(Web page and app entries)
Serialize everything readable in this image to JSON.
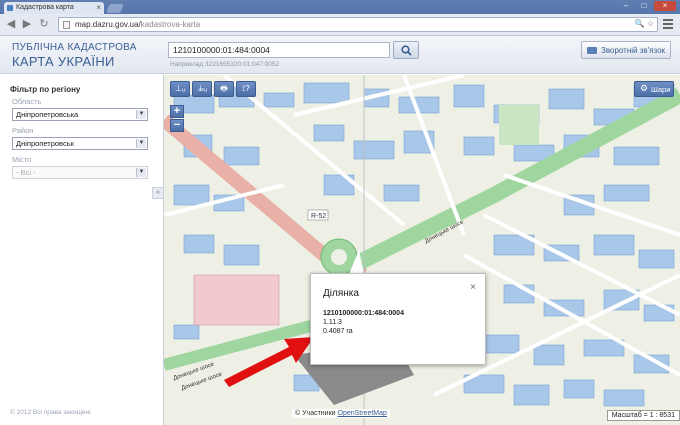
{
  "browser": {
    "tab_title": "Кадастрова карта",
    "url_host": "map.dazru.gov.ua/",
    "url_path": "kadastrova-karta",
    "omni_icons": "🔍 ☆"
  },
  "header": {
    "logo_line1": "ПУБЛІЧНА КАДАСТРОВА",
    "logo_line2": "КАРТА УКРАЇНИ",
    "search_value": "1210100000:01:484:0004",
    "search_example": "Наприклад 3221655100:01:047:0052",
    "feedback_label": "Зворотній зв'язок"
  },
  "sidebar": {
    "filter_title": "Фільтр по регіону",
    "oblast_label": "Область",
    "oblast_value": "Дніпропетровська",
    "raion_label": "Район",
    "raion_value": "Дніпропетровськ",
    "misto_label": "Місто",
    "misto_value": "- Всі -",
    "collapse_glyph": "«",
    "copyright": "© 2012 Всі права захищені"
  },
  "map": {
    "toolbar": [
      "⊥ᵤ",
      "⊥̶ᵤ",
      "🖶",
      "⟟?"
    ],
    "zoom_in": "+",
    "zoom_out": "−",
    "layers_label": "Шари",
    "attribution_prefix": "© Участники",
    "attribution_link": "OpenStreetMap",
    "scale_label": "Масштаб = 1 : 8531",
    "road_labels": [
      "Донецьке шосе",
      "Донецьке шосе",
      "Донецьке шосе"
    ],
    "road_badge": "R-52",
    "colors": {
      "parcel": "#a9c7e8",
      "parcel_stroke": "#7aa3d3",
      "road_green": "#9fd6a0",
      "road_main": "#e8b0a6",
      "arrow": "#e01010"
    }
  },
  "popup": {
    "title": "Ділянка",
    "cadastral_number": "1210100000:01:484:0004",
    "line2": "1.11.3",
    "area": "0.4087 га",
    "close_glyph": "×"
  }
}
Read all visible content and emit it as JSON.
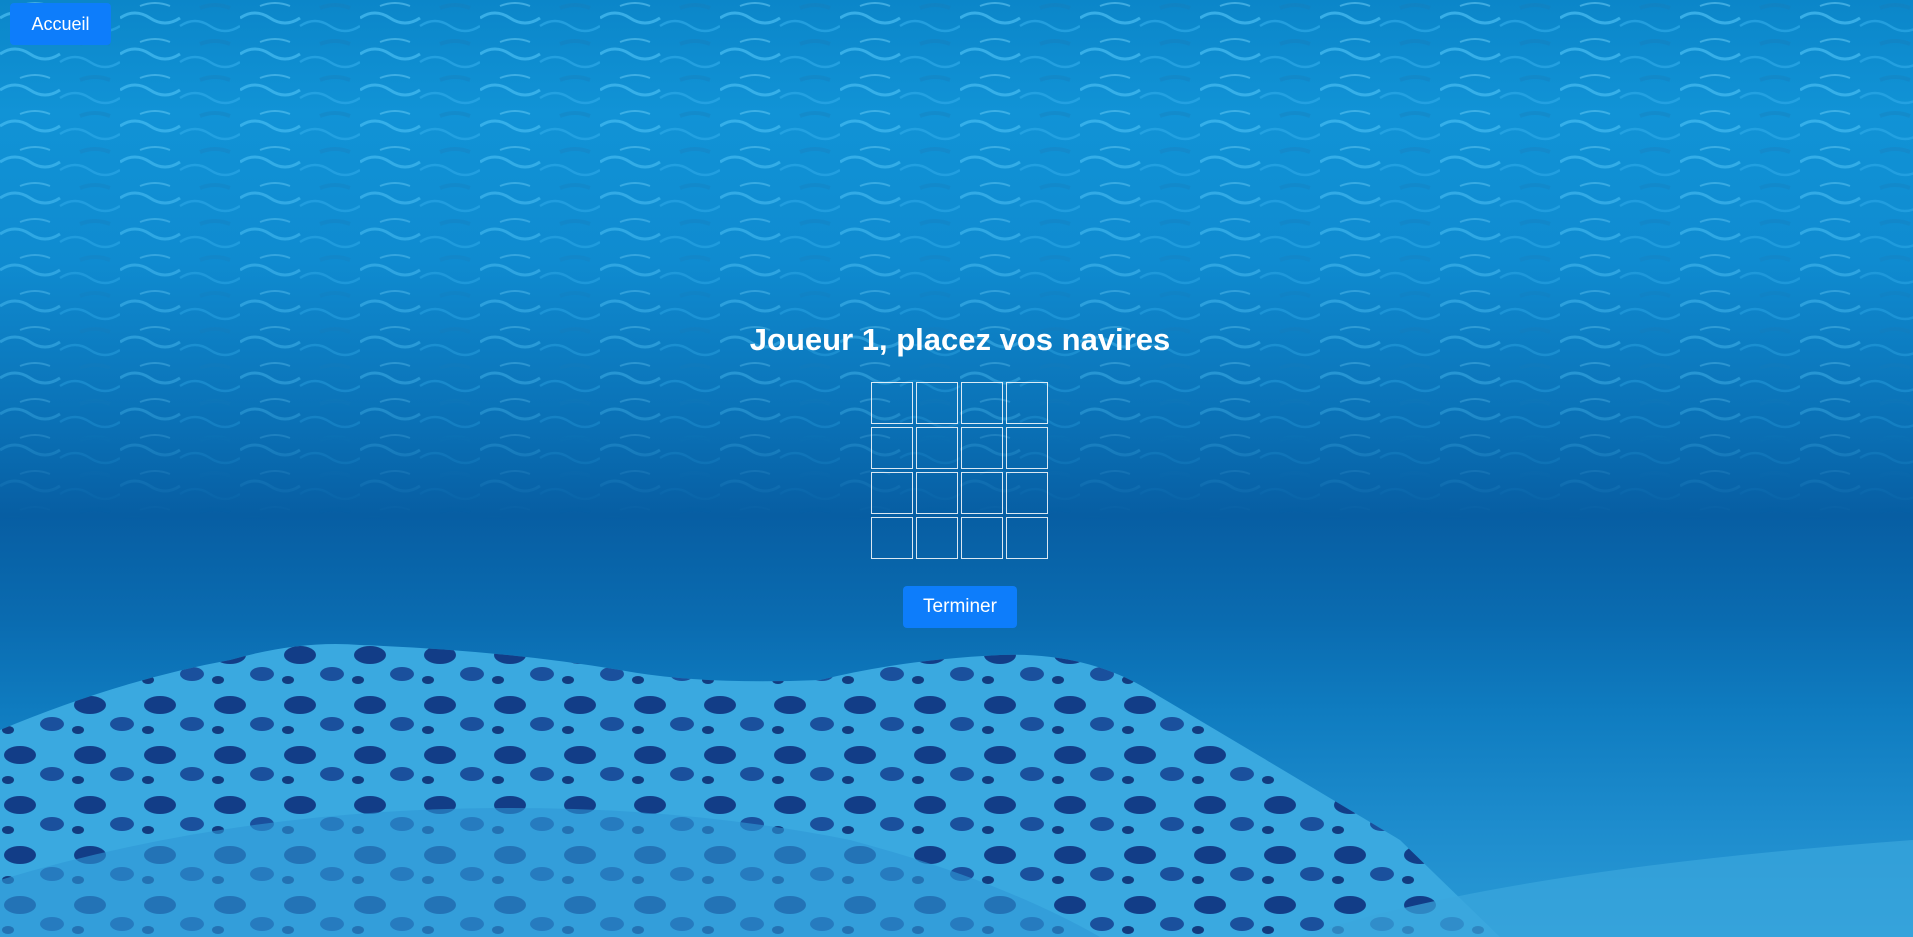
{
  "nav": {
    "home_label": "Accueil"
  },
  "game": {
    "title": "Joueur 1, placez vos navires",
    "grid": {
      "rows": 4,
      "cols": 4
    },
    "finish_label": "Terminer"
  },
  "colors": {
    "button": "#0d7dfb",
    "text": "#ffffff",
    "water": "#0a71b6"
  }
}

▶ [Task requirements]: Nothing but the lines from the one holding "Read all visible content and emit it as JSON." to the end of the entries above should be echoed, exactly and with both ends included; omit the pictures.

▶ [Answer to this exercise]:
Read all visible content and emit it as JSON.
{
  "nav": {
    "home_label": "Accueil"
  },
  "game": {
    "title": "Joueur 1, placez vos navires",
    "grid": {
      "rows": 4,
      "cols": 4
    },
    "finish_label": "Terminer"
  },
  "colors": {
    "button": "#0d7dfb",
    "text": "#ffffff",
    "water": "#0a71b6"
  }
}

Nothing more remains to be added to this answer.